Your objective
Show all lines of the listing that contain the word "imediata".

*** Begin section ***

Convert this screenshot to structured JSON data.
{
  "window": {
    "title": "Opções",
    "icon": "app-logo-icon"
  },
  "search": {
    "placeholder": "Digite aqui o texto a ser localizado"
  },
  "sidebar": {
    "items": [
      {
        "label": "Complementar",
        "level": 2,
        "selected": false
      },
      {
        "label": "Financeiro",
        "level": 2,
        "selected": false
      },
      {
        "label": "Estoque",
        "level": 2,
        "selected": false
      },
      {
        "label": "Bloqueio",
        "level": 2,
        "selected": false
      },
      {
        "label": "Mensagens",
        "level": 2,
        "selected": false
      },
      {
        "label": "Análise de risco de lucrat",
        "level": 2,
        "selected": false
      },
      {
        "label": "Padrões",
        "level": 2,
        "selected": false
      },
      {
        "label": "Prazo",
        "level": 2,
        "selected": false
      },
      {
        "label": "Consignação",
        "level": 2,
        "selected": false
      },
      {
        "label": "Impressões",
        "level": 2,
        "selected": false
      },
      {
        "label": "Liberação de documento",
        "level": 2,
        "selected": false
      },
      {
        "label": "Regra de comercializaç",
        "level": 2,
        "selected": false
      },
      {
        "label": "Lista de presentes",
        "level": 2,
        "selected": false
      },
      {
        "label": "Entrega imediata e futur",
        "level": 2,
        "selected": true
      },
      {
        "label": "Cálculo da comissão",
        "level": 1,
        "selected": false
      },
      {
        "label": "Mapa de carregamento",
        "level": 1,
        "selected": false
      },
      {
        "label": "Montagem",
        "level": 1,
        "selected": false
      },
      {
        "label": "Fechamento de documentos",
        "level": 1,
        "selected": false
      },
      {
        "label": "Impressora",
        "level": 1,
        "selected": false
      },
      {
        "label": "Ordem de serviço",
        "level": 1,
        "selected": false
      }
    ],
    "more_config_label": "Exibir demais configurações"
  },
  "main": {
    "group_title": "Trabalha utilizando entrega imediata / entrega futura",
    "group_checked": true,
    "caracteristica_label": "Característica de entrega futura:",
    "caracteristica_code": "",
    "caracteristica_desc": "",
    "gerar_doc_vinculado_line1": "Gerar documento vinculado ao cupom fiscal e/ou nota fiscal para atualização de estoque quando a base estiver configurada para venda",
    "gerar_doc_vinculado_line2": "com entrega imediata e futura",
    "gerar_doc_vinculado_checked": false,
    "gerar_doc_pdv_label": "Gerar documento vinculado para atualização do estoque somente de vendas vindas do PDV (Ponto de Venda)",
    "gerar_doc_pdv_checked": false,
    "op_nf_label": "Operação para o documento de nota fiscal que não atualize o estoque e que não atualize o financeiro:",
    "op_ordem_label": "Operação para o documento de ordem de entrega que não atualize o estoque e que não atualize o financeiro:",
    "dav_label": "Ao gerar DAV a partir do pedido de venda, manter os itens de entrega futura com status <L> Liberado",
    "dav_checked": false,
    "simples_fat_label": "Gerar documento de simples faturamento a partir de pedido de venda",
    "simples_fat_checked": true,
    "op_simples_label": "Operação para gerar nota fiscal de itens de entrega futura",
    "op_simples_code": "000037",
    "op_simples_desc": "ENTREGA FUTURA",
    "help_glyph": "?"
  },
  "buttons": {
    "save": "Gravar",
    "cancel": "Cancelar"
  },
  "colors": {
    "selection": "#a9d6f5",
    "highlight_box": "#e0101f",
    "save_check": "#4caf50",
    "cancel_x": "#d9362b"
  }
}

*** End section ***

Response below
        "label": "Entrega imediata e futur",
    "group_title": "Trabalha utilizando entrega imediata / entrega futura",
    "gerar_doc_vinculado_line2": "com entrega imediata e futura",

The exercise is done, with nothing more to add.